_SOURCE MATERIAL_.
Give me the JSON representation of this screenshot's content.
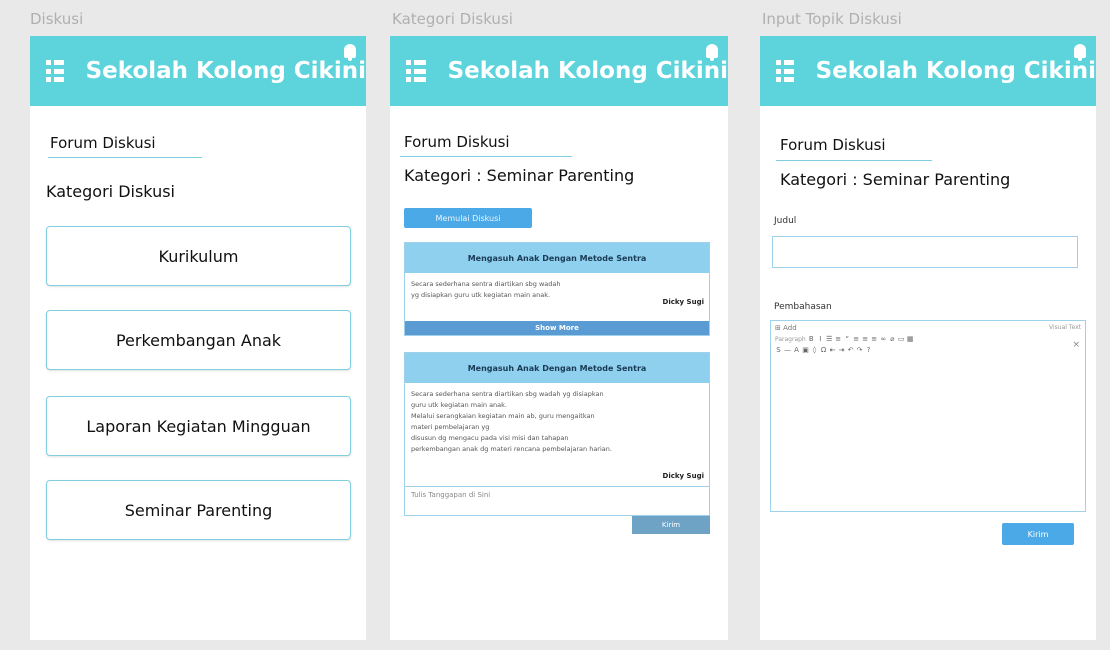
{
  "captions": [
    "Diskusi",
    "Kategori Diskusi",
    "Input Topik Diskusi"
  ],
  "app_title": "Sekolah Kolong Cikini",
  "forum_title": "Forum Diskusi",
  "panel1": {
    "heading": "Kategori Diskusi",
    "categories": [
      "Kurikulum",
      "Perkembangan Anak",
      "Laporan Kegiatan Mingguan",
      "Seminar Parenting"
    ]
  },
  "panel2": {
    "kategori": "Kategori : Seminar Parenting",
    "new_button": "Memulai Diskusi",
    "card1": {
      "title": "Mengasuh Anak Dengan Metode Sentra",
      "lines": [
        "Secara sederhana sentra diartikan sbg wadah",
        "yg disiapkan guru utk kegiatan main anak."
      ],
      "author": "Dicky Sugi",
      "show_more": "Show More"
    },
    "card2": {
      "title": "Mengasuh Anak Dengan Metode Sentra",
      "lines": [
        "Secara sederhana sentra diartikan sbg wadah yg disiapkan",
        "guru utk kegiatan main anak.",
        "Melalui serangkaian kegiatan main ab, guru mengaitkan",
        "materi pembelajaran yg",
        "disusun dg mengacu pada visi misi dan tahapan",
        "perkembangan anak dg materi rencana pembelajaran harian."
      ],
      "author": "Dicky Sugi"
    },
    "reply_placeholder": "Tulis Tanggapan di Sini",
    "send": "Kirim"
  },
  "panel3": {
    "kategori": "Kategori : Seminar Parenting",
    "judul_label": "Judul",
    "pembahasan_label": "Pembahasan",
    "editor_add": "Add",
    "editor_modes": "Visual  Text",
    "editor_paragraph": "Paragraph",
    "submit": "Kirim"
  }
}
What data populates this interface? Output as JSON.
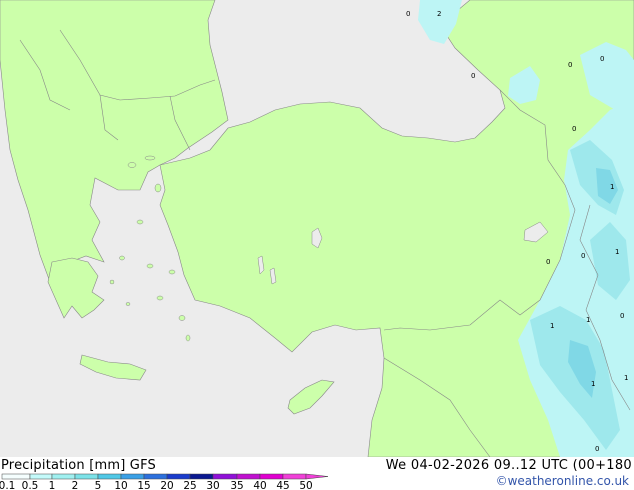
{
  "footer": {
    "title": "Precipitation [mm]  GFS",
    "datetime": "We 04-02-2026 09..12 UTC (00+180",
    "credit": "©weatheronline.co.uk"
  },
  "legend": {
    "ticks": [
      "0.1",
      "0.5",
      "1",
      "2",
      "5",
      "10",
      "15",
      "20",
      "25",
      "30",
      "35",
      "40",
      "45",
      "50"
    ],
    "colors": [
      "#f5fefe",
      "#c4fafa",
      "#a0f0f0",
      "#7ce2e8",
      "#50c8e6",
      "#3aa0e6",
      "#2c70dd",
      "#1a3ccc",
      "#0a1890",
      "#9010d8",
      "#c010d0",
      "#e000d0",
      "#f040d8"
    ]
  },
  "colors": {
    "sea": "#ececec",
    "land": "#ccffaa",
    "precip_light": "#bdf5f5",
    "precip_medium": "#9ee8ec",
    "precip_heavy": "#80d8e6",
    "border": "#888888"
  },
  "map_labels": [
    "0",
    "2",
    "0",
    "0",
    "0",
    "0",
    "1",
    "1",
    "0",
    "0",
    "1",
    "1",
    "0",
    "1",
    "1",
    "0"
  ]
}
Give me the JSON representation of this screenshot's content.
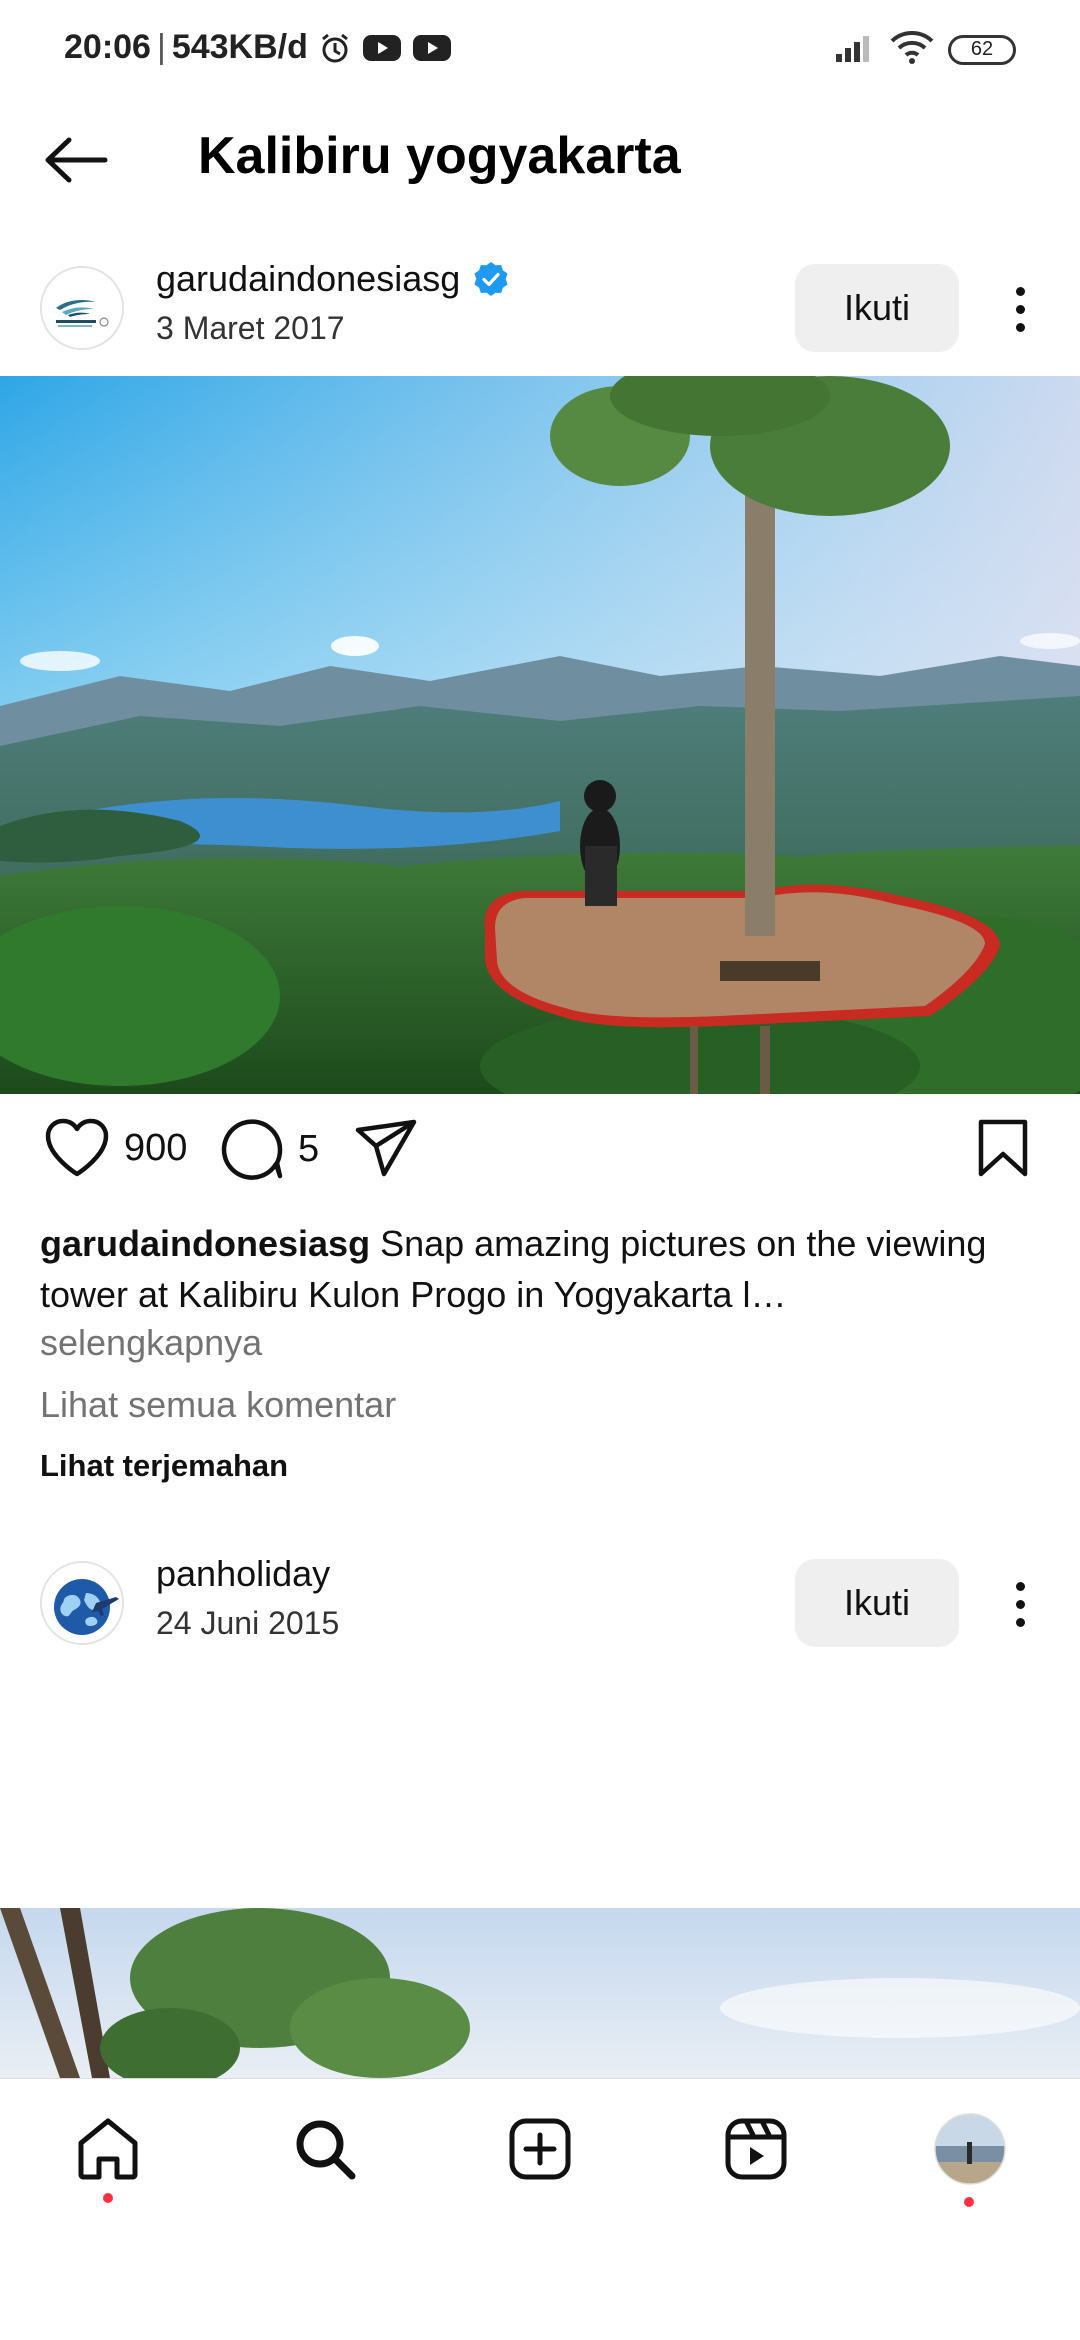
{
  "status_bar": {
    "time": "20:06",
    "separator": "|",
    "speed": "543KB/d",
    "battery": "62",
    "icons": [
      "alarm-icon",
      "youtube-icon",
      "youtube-icon",
      "signal-icon",
      "wifi-icon",
      "battery-icon"
    ]
  },
  "header": {
    "title": "Kalibiru yogyakarta",
    "back_icon": "arrow-left-icon"
  },
  "posts": [
    {
      "username": "garudaindonesiasg",
      "verified": true,
      "date": "3 Maret 2017",
      "follow_label": "Ikuti",
      "likes": "900",
      "comments": "5",
      "caption_user": "garudaindonesiasg",
      "caption_text": " Snap amazing pictures on the viewing tower at Kalibiru Kulon Progo in Yogyakarta l…",
      "more_label": "selengkapnya",
      "view_comments_label": "Lihat semua komentar",
      "translate_label": "Lihat terjemahan"
    },
    {
      "username": "panholiday",
      "verified": false,
      "date": "24 Juni 2015",
      "follow_label": "Ikuti"
    }
  ],
  "bottom_nav": {
    "items": [
      "home-icon",
      "search-icon",
      "create-icon",
      "reels-icon",
      "profile-avatar"
    ]
  },
  "colors": {
    "verified": "#1d9bf0",
    "notification_dot": "#ff3040",
    "follow_button_bg": "#efefef",
    "secondary_text": "#737373"
  }
}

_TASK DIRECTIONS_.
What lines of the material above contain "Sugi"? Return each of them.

_ANSWER SECTION_.
      "author": "Dicky Sugi",
      "author": "Dicky Sugi"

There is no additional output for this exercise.